Rohingyas are a Muslim minority in Myanmar regarded by many Myanmar Buddhists as illegal migrants from Bangladesh. They are denied citizenship in Myanmar and have been described as the world’s most persecuted minority. Since the 1970s Rohingya refugees have been coming to Bangladesh from Myanmar. In the 1990s, more than 250,000 resided in refugees camps in Bangladesh. In the early 2000s, all but 20,000 of them were repatriated to Myanmar, some against their will. As of December 2017, an estimated 655,000 to 700,000 Rohingya people have fled to Bangladesh since 25 August 2017, to avoid ethnic and religious persecution by Myanmar's security forces.
Suvra Kanti Das

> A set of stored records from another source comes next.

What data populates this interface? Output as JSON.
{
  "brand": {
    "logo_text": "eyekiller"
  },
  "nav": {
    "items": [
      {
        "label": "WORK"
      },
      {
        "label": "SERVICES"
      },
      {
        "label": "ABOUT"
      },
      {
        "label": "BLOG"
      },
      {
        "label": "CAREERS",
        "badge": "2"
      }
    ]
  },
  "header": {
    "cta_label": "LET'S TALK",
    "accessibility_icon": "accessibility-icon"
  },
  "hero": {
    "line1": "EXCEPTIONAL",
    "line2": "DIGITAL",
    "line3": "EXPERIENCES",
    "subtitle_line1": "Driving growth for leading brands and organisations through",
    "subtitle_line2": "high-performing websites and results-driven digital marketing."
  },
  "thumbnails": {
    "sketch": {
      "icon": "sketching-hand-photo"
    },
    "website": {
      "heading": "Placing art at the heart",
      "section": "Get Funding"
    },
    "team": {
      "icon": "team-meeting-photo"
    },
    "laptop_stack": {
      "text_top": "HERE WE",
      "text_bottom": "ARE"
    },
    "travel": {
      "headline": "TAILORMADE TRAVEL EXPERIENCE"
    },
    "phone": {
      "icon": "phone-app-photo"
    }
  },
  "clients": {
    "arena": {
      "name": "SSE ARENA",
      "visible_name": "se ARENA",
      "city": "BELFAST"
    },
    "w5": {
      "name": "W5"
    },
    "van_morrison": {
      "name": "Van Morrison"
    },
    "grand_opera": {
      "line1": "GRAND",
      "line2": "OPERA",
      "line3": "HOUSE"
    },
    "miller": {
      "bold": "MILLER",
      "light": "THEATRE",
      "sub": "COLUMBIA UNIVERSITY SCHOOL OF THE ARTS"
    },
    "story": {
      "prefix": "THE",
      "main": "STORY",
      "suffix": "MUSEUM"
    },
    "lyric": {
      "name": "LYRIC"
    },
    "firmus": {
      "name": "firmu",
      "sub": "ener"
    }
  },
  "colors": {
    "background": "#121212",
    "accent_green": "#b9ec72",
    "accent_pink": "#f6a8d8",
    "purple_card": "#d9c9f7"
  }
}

Dhaka’s Hazaribagh area, widely known for its tannery industry, has been listed as one of the top 10 polluted places on earth by two international research organizations. At least 160,000 people have become victims of pollution due to the presence of toxic chemicals, mainly chromium. Tanneries in the city's Hazaribagh area discharge more than 30,000 square meters of liquid wastes every day. These harmful wastes, including chromium, lead, sulphur, ammonium, salt and other materials, are severely polluting the capital city and the river Buriganga. Apart from hexavalent chromium, which is a well-known carcinogen, workers and residents of Hazaribagh also face a number of less severe but common health problems every day. Skin and respiratory diseases, for instance, result from repeated exposure to hazardous chemicals when measuring and mixing them as part of the tanning process. Acid burns, rashes, aches, dizziness, and nausea are also common health problems faced by local residents.